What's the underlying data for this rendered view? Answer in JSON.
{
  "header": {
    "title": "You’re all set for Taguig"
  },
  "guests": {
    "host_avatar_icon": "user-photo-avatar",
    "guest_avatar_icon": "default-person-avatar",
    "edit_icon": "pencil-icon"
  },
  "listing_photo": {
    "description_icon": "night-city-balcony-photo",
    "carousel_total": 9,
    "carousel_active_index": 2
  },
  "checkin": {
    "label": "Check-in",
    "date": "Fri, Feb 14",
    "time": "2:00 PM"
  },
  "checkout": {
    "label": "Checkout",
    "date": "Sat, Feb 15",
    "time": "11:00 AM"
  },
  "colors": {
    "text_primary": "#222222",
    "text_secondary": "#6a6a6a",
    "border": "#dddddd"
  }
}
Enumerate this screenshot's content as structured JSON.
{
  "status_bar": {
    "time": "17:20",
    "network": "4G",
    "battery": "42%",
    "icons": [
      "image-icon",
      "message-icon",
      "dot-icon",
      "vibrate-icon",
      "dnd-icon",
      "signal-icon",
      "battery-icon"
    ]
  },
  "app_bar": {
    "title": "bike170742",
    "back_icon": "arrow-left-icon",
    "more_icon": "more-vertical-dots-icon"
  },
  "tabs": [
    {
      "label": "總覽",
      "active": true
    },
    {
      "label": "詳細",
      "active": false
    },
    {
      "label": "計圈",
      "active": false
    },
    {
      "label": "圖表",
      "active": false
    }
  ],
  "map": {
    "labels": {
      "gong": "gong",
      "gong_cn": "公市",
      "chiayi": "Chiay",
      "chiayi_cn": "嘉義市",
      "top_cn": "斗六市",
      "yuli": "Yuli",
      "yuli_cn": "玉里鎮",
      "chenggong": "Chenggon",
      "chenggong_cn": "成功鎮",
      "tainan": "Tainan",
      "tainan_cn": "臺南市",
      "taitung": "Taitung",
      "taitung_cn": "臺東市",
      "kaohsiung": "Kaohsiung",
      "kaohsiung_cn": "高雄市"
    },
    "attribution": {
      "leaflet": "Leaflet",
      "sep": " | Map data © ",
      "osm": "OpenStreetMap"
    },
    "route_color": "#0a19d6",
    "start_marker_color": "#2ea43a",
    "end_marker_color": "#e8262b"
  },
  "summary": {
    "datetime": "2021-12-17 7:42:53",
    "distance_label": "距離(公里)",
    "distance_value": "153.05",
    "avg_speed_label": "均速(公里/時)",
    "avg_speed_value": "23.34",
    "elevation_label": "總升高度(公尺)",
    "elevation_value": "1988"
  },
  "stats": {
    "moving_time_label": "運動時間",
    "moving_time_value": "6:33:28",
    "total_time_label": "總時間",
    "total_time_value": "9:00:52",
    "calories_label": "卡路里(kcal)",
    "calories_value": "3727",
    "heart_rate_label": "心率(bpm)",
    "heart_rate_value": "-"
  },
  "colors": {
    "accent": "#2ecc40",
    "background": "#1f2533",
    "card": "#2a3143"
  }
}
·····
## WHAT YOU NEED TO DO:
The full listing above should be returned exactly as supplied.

## EXERCISE ANSWER:
What's the underlying data for this rendered view? Answer in JSON.
{
  "header": {
    "title": "You’re all set for Taguig"
  },
  "guests": {
    "host_avatar_icon": "user-photo-avatar",
    "guest_avatar_icon": "default-person-avatar",
    "edit_icon": "pencil-icon"
  },
  "listing_photo": {
    "description_icon": "night-city-balcony-photo",
    "carousel_total": 9,
    "carousel_active_index": 2
  },
  "checkin": {
    "label": "Check-in",
    "date": "Fri, Feb 14",
    "time": "2:00 PM"
  },
  "checkout": {
    "label": "Checkout",
    "date": "Sat, Feb 15",
    "time": "11:00 AM"
  },
  "colors": {
    "text_primary": "#222222",
    "text_secondary": "#6a6a6a",
    "border": "#dddddd"
  }
}
Enumerate this screenshot's content as structured JSON.
{
  "status_bar": {
    "time": "17:20",
    "network": "4G",
    "battery": "42%",
    "icons": [
      "image-icon",
      "message-icon",
      "dot-icon",
      "vibrate-icon",
      "dnd-icon",
      "signal-icon",
      "battery-icon"
    ]
  },
  "app_bar": {
    "title": "bike170742",
    "back_icon": "arrow-left-icon",
    "more_icon": "more-vertical-dots-icon"
  },
  "tabs": [
    {
      "label": "總覽",
      "active": true
    },
    {
      "label": "詳細",
      "active": false
    },
    {
      "label": "計圈",
      "active": false
    },
    {
      "label": "圖表",
      "active": false
    }
  ],
  "map": {
    "labels": {
      "gong": "gong",
      "gong_cn": "公市",
      "chiayi": "Chiay",
      "chiayi_cn": "嘉義市",
      "top_cn": "斗六市",
      "yuli": "Yuli",
      "yuli_cn": "玉里鎮",
      "chenggong": "Chenggon",
      "chenggong_cn": "成功鎮",
      "tainan": "Tainan",
      "tainan_cn": "臺南市",
      "taitung": "Taitung",
      "taitung_cn": "臺東市",
      "kaohsiung": "Kaohsiung",
      "kaohsiung_cn": "高雄市"
    },
    "attribution": {
      "leaflet": "Leaflet",
      "sep": " | Map data © ",
      "osm": "OpenStreetMap"
    },
    "route_color": "#0a19d6",
    "start_marker_color": "#2ea43a",
    "end_marker_color": "#e8262b"
  },
  "summary": {
    "datetime": "2021-12-17 7:42:53",
    "distance_label": "距離(公里)",
    "distance_value": "153.05",
    "avg_speed_label": "均速(公里/時)",
    "avg_speed_value": "23.34",
    "elevation_label": "總升高度(公尺)",
    "elevation_value": "1988"
  },
  "stats": {
    "moving_time_label": "運動時間",
    "moving_time_value": "6:33:28",
    "total_time_label": "總時間",
    "total_time_value": "9:00:52",
    "calories_label": "卡路里(kcal)",
    "calories_value": "3727",
    "heart_rate_label": "心率(bpm)",
    "heart_rate_value": "-"
  },
  "colors": {
    "accent": "#2ecc40",
    "background": "#1f2533",
    "card": "#2a3143"
  }
}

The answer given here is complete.